Eigruber, August, born on 16-04-1907 Steyr, Austria, in November 1922 joined the National Socialist Worker Youth of Austria, whose leader he became in 1925. In April 1928, he joined the Nazi Party , (see Adolf Hitler) (did you know) whose Steyr-Land district leadership he took up in October 1930. Now Nazi Gauleiter of Reichsgau Oberdonau (Upper Danube) and Landeshauptmann of Upper Austria, For his activities in the NSDAP, which was banned in Austria, Eigruber was sentenced to several months in prison, a very disputed man and a real Nazi. From May 1935, Eigruber was the Gauleiter for the banned Party in the Upper Austria Gau, and he took over complete leadership of the Gau as of 1936. After Anschluss, he was appointed Landeshauptmann on 14-03-1938. Eigruber was a particularly enthusiastic Nazi. He was on good terms with Hitler and Reichsleiter Martin Bormann and was successful in asserting his ideas about the rebuilding of Linz over the head of the official architect Roderich Fick. In March 1938, Eigruber joined the SS, in which he bore the rank of Brigadeführer and on 22-05-1938, he is transferred to the SS as a Standartenführer, under Reinhard Heydrich . In June 1943, Eigruber was promoted to SS-Obergruppenführer
In April 1945 Eigruber was ordered by Reichsführer Heinrich Himmler to organize the killing of all imprisoned Upper Austrians, anti Nazis, in the gruesome concentration camp Mauthausen in Austria.
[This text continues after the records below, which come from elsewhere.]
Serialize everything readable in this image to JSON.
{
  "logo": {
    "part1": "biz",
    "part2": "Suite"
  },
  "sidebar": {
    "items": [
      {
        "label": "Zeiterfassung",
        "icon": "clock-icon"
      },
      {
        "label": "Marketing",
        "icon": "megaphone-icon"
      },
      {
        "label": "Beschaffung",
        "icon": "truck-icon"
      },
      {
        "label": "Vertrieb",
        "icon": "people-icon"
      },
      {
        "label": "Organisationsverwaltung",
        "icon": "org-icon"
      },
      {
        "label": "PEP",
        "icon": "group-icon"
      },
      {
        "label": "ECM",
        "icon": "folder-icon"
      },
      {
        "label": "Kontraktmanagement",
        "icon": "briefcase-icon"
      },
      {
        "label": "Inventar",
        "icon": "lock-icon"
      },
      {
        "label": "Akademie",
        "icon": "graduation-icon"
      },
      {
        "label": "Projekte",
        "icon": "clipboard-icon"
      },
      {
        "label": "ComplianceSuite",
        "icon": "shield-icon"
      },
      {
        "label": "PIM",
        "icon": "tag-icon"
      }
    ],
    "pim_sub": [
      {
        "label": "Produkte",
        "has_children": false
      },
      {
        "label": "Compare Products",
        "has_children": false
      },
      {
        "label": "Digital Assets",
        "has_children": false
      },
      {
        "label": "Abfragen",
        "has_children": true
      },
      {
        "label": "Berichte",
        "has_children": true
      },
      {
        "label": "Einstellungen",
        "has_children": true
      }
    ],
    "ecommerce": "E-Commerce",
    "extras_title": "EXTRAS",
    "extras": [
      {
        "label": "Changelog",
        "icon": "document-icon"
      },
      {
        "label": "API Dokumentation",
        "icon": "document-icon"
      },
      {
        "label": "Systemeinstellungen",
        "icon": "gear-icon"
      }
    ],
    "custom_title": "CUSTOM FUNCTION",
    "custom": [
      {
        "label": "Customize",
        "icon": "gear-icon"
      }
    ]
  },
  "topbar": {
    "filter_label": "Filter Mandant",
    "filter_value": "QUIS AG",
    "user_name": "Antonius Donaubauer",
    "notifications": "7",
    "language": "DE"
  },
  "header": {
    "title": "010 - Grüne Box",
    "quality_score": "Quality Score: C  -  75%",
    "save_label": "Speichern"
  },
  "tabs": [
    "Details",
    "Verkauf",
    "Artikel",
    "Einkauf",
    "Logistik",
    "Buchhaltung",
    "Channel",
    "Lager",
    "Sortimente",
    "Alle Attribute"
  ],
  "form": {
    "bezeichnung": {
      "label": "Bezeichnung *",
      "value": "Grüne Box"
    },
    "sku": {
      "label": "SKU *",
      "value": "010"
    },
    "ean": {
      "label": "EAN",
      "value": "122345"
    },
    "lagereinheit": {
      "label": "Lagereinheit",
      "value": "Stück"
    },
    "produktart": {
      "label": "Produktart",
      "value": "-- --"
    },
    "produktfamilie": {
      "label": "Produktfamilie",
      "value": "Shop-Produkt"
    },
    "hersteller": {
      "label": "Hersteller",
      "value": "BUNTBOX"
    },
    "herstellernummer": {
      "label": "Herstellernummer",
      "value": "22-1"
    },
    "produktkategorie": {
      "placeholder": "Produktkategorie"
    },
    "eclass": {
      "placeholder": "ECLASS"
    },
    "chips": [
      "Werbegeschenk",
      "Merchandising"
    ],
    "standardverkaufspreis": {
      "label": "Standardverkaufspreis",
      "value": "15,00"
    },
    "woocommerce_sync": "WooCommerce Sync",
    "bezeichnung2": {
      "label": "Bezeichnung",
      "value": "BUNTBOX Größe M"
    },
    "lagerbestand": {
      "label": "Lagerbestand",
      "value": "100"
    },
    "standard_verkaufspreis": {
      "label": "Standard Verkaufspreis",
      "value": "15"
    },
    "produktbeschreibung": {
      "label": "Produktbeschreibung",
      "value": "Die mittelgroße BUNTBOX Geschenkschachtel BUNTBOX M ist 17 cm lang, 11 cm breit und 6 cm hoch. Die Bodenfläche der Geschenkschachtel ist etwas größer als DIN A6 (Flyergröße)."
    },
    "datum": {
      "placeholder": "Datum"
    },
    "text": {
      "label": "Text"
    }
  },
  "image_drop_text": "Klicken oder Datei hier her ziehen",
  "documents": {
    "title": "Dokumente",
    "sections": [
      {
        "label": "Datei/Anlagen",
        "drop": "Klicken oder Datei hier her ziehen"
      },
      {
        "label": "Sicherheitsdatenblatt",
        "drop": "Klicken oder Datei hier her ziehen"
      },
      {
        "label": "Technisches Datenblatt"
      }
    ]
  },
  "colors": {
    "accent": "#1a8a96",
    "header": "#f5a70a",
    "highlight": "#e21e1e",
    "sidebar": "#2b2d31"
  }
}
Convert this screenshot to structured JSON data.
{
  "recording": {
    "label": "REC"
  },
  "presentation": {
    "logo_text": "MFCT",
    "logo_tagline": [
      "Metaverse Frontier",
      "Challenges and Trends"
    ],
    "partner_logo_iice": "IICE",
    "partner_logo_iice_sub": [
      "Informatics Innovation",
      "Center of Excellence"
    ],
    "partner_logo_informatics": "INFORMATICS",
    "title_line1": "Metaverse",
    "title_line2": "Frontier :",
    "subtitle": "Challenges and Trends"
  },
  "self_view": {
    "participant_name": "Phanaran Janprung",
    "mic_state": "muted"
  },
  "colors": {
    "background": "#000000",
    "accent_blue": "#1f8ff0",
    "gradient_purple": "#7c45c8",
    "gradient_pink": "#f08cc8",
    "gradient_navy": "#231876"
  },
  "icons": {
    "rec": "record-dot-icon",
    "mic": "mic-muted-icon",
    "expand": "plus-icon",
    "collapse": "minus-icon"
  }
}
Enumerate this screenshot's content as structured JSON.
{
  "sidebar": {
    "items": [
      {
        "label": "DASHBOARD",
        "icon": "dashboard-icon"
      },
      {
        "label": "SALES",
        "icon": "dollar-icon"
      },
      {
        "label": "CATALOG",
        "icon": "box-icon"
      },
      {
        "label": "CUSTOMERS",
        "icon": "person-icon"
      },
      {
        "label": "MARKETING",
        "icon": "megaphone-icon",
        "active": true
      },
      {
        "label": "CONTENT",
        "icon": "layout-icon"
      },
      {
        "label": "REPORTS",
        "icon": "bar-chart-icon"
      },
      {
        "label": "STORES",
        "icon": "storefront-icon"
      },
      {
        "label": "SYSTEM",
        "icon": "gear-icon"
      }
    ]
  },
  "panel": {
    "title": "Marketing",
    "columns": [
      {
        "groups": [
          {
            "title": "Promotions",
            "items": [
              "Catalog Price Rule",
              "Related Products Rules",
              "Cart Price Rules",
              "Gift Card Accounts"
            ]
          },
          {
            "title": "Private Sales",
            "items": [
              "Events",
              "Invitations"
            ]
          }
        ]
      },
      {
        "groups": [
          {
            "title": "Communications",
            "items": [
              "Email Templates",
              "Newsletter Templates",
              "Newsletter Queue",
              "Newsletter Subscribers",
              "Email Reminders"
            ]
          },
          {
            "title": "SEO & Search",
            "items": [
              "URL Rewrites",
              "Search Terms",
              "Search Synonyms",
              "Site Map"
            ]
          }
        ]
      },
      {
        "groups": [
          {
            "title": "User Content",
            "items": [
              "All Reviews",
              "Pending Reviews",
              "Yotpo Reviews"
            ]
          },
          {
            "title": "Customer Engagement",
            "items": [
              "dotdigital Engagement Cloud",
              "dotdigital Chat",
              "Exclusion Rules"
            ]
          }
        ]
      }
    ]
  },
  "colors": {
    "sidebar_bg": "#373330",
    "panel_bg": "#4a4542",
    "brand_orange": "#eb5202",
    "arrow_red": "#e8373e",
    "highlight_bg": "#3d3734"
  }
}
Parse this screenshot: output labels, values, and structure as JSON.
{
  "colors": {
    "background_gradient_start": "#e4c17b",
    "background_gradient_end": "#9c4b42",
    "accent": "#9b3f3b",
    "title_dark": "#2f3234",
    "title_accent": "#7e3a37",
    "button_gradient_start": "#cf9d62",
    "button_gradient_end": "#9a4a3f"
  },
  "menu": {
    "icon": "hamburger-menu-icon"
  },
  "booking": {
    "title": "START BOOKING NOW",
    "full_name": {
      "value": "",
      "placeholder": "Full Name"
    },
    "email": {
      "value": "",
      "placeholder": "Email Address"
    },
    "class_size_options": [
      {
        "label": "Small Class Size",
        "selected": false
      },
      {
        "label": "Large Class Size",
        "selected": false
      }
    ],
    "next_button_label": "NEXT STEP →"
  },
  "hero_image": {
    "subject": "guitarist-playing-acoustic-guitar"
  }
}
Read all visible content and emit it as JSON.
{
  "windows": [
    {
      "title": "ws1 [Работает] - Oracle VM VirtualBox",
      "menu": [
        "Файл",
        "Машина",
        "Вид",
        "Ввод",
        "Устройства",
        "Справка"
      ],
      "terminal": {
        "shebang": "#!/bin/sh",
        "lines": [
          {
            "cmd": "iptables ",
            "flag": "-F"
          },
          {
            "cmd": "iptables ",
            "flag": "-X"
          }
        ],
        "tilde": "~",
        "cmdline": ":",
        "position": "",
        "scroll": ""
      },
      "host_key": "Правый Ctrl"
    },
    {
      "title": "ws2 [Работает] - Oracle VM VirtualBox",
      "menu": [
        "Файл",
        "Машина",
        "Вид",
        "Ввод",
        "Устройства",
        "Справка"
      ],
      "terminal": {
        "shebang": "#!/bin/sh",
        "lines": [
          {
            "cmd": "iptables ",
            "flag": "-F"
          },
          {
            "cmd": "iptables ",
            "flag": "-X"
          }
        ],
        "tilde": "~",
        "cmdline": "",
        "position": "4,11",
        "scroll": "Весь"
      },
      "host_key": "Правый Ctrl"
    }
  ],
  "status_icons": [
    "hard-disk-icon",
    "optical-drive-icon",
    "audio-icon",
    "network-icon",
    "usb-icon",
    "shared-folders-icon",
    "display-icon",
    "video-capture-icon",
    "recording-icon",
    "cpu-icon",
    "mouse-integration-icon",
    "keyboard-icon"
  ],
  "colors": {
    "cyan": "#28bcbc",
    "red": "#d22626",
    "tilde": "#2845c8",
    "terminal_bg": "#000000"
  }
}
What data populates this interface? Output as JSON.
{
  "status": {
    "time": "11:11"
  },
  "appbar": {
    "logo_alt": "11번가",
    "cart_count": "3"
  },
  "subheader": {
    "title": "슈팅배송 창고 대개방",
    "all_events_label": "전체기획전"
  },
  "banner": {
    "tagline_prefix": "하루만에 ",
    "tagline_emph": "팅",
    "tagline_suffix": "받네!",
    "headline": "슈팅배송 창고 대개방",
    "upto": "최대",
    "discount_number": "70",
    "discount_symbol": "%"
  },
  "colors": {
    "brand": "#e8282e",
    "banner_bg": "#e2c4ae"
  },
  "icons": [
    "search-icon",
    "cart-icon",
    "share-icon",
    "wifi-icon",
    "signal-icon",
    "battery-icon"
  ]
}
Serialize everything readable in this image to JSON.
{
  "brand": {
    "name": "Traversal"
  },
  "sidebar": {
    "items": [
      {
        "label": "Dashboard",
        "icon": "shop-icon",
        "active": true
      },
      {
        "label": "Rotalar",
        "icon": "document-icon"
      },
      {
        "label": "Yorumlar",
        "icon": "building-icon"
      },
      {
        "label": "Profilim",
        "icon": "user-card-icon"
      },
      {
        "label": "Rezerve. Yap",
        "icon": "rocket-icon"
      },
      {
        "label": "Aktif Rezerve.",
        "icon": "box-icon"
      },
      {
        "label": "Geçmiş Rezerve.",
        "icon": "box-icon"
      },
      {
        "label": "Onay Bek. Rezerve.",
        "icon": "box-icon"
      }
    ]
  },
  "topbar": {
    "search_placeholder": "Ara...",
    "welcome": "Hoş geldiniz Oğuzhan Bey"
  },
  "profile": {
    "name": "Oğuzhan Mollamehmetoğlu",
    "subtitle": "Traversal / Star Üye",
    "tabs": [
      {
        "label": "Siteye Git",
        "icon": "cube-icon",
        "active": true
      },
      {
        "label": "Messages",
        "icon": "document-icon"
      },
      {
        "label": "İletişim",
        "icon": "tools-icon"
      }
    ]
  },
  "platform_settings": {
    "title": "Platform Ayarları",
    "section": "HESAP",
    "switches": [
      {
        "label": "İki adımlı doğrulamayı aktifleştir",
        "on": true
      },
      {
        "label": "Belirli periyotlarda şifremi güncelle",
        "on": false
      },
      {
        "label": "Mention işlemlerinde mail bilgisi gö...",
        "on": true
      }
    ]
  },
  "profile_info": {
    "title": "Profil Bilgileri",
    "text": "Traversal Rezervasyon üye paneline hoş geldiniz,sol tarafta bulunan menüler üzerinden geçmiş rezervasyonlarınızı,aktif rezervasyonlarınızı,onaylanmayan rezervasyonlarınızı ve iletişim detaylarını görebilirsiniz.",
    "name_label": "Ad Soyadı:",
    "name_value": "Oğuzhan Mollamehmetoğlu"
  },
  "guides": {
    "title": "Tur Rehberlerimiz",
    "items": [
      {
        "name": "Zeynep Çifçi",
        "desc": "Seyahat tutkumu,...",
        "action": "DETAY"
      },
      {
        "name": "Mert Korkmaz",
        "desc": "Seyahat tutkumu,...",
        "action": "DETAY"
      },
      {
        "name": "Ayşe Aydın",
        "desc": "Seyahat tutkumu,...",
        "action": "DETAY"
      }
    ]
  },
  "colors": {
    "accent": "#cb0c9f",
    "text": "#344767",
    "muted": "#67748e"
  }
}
Right after Germany’s unconditional surrender in May 1945, Eigruber was arrested in the Salzkammergut by the United States Army and he was questioned as a witness at the Nuremberg Trials.
Death and burial ground of Eigruber, August.
In the Mauthausen-Gusen camp trials, Eigruber was sentenced in March 1946 by the Dachau International Military Tribunal to death by hanging for his responsibility for crimes at Mauthausen concentration camp. The available Mauthausen inmate statistics from the spring of 1943, shows that there were 2.400 prisoners below the age of 20, which was 12.8% of the 18.655 population. By late March 1945, the number of juvenile prisoners in Mauthausen increased to 15.048, which was 19.1% of the 78.547 Mauthausen inmates. The number of imprisoned children increased 6.2 times, whereas the total number of adult prisoners during the same period multiplied by a factor of only four. These numbers reflected the increasing use of Polish, Czech, Russian, and Balkan teenagers as slave labour as the war continued. (see Settela Steinbach) Statistics showing the composition of juvenile inmates shortly before their liberation reveal the following major child/prisoner sub-groups: 5.809 foreign civilian laborers, 5.055 political prisoners, 3.654 Jews, and 330 Russian POWs. There were also 23 Roma children, 20 so-called “anti-social elements”, 6 Spaniards, and 3 Jehovah’s Witnesses. Because the Germans destroyed much of the camp’s files and evidence and often gave newly-arrived prisoners the camp numbers of those who had already been killed, the exact death toll of the Mauthausen-Gusen complex is impossible to calculate.
The sentence was carried out in the prison yard at Landsberg am Lech on 28-05-1947, age 39. He first was buried on the prison cemetery, Spöttinger Cemetery and later reburied in the family grave of Richard Drauz on the Stadtfriedhof in Heilbronn. Richard Drauz, the Kreisleiter, Area leader of Heilbronn, was found guilty of killing a downed American Airman who had surrendered in the village of Dürrenzimmern and Drauz was sentenced to death on 11-12-1945. Transferred to Landsberg Prison, he was executed also by hanging on 04-12-1946, age 39. Eigruber was married and had five children. His son Hermann was a politician after the war and died age 82, on 25-03-2013.